“Breaking faith” — that sounds grave. It’s a phrase that might lead you to think, for example, that the Legislature has never before tampered with a ballot question that the voters had passed. Well, that’s an assumption easily disproved. We can start with a pair of ballot questions, one from 1998 and the other from 2000.

In 1998, voters approved with 58 percent of the vote a ballot question providing for public financing for political candidates who agreed to fund-raising limits. The Legislature, whose leadership abhorred the new law, refused to provide the revenue necessary for its operation. The law remained on the books for a while, but the lack of funding kept it from taking effect.

In 2000, two years after the voters approved the public campaign financing initiative, a question to reduce the state income tax from 5.85 percent to 5 percent over the course of three years was on the ballot. Republican Governor Paul Cellucci strongly supported this proposal, and his administration worked hard to convince skeptical voters that the state could afford this enormous tax cut without cutting state services. The Governor’s Secretary of Administration and Finance was dispatched to proclaim that, far from resulting in service cuts, the tax rate reduction would stimulate economic activity and produce more revenue. In what was likely one of the last straight-faced invocations of the Laffer curve, the Secretary promised: “when you cut taxes you have a stimulating effect” (Globe, 10/31/2000). As it happens, the Secretary was Stephen Crosby, the current chair of the state Gaming Commission, who today promised that casino gambling will bring as much as $400 million annually to the state.

Voters approved the tax rate cut that November, although by a lesser margin than the public campaign financing initiative had received two years earlier. But even before the year was out, state tax collections had begun to drop precipitously: the tech stock bubble was bursting. Only weeks after promising no cuts in services, Secretary Crosby was rethinking the entire situation. “That’s a colossal drop” in tax collections, he said. “That’s like falling off a cliff. That gives the message that we need to be ready” for spending reductions (Globe, 12/24/2000).

And the next few years would bring even more problems — the tragedy of 9/11 and the additional economic bad news that followed. The Legislature turned to paring programs and services and they also used the fiscal crisis as an opportunity to repeal the public campaign financing law. Said Governor Mitt Romney in okaying the repeal — “I do not want to put in our budget, particularly in a year with the financial challenges we have, money going into a Clean Elections fund.” In addition to cutting services, the Legislature also halted the voter-approved income tax reduction at its then-current level of 5.3 percent and put in place a formula tying future rate reductions to growth during the prior year, which is how we arrived at the 2015 tax rate of 5.15 percent.

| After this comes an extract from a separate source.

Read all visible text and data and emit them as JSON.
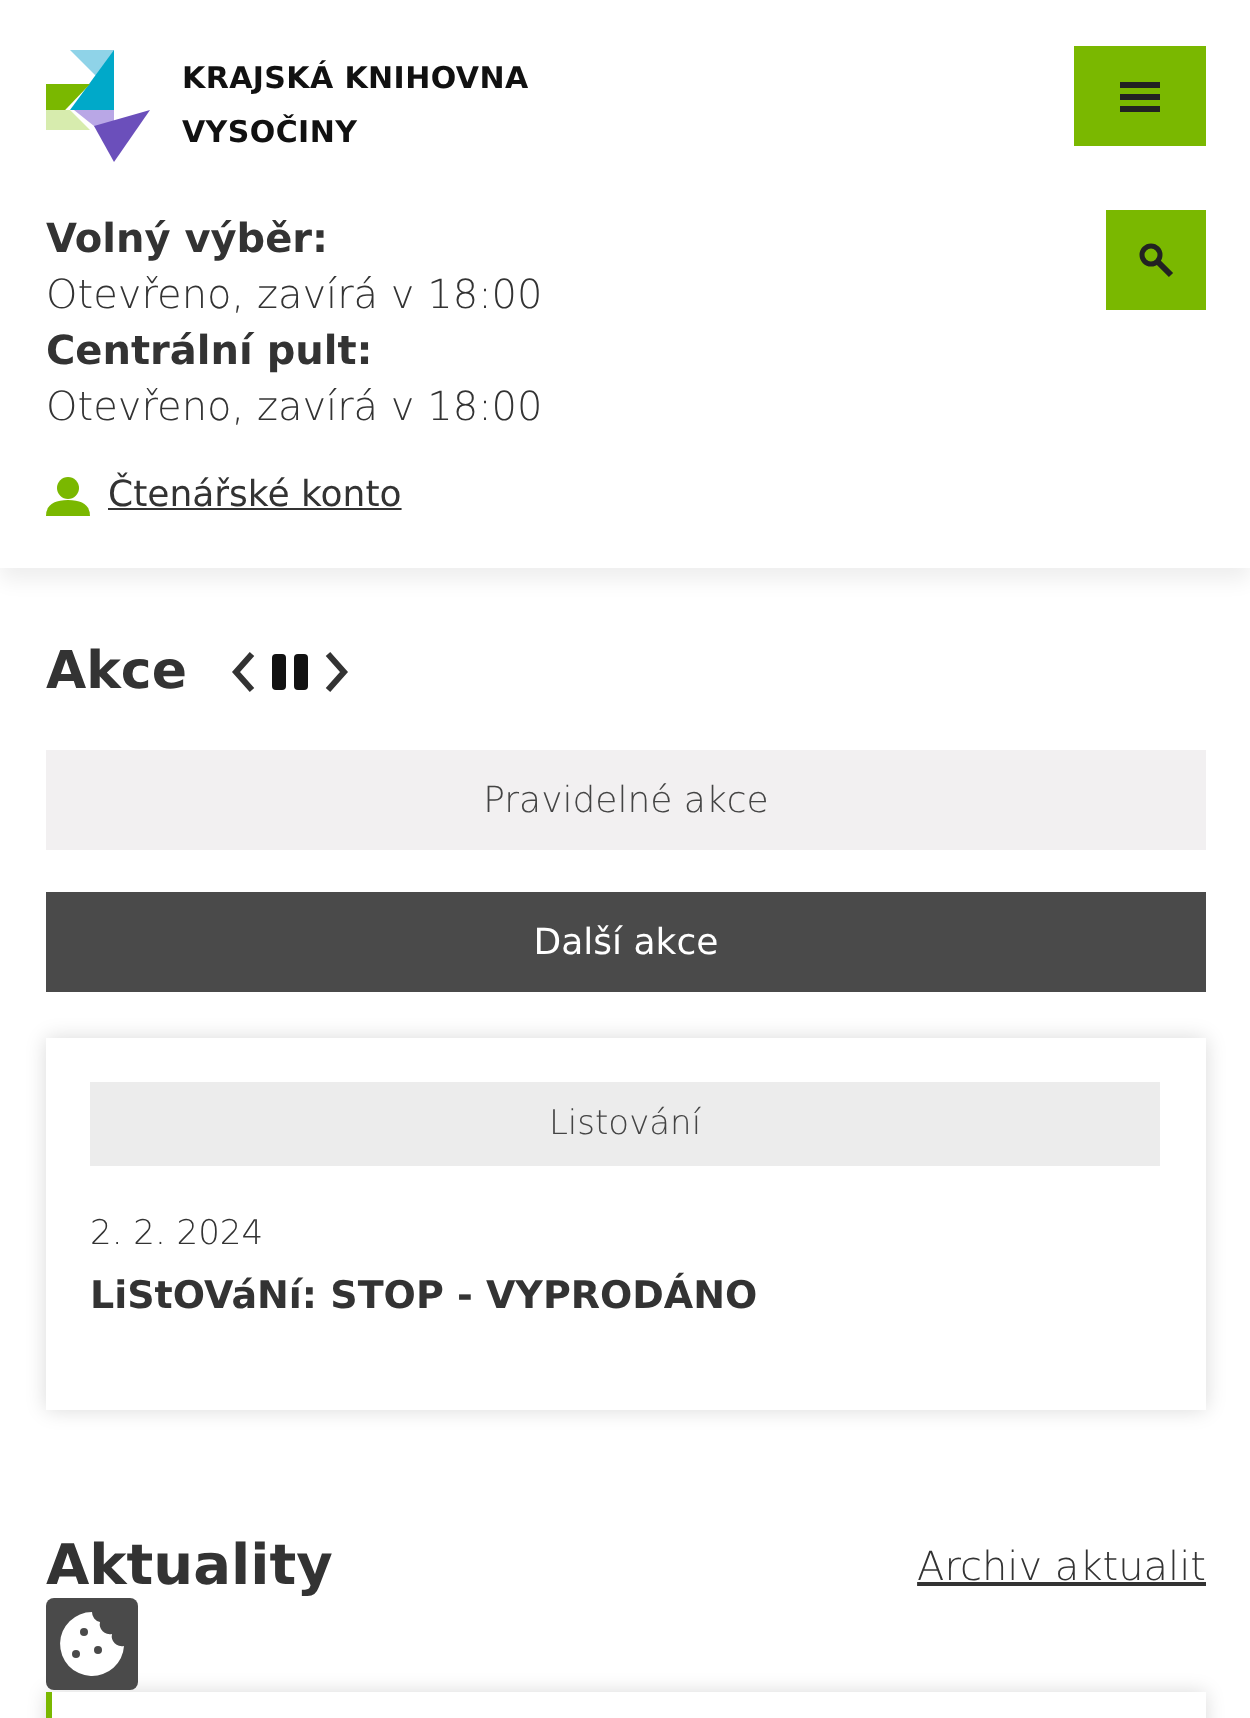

In order to pave the way for the repeal of public campaign financing, the Legislature placed a non-binding question on the ballot in 2002 asking voters whether they approved of using taxpayer funds to pay for political campaigns. Money raised from large corporations funded an ad campaign that persuaded voters to reverse their prior vote in support of public campaign financing. No comparable effort was launched with respect to the income tax cut, so we don’t know whether voters would have favored significant reductions in funding for their schools, libraries, police and fire departments.

In the 15 years since the voters approved the income tax cut on the basis of a promise that it would increase revenue, that cut has been responsible for much of the reduction in funding for important state services: higher education is down 20 percent; early education down 23 percent, public health down 25 percent; local aid down 44 percent. (Hat tip for the stats to MassBudget.)

So what does it mean to “break faith” with the voters? To freeze the income tax rate and provide a small governmental counterweight to the growing problem of income inequality? Or to continue to peddle a promise made the better part of a generation ago that never could have been kept?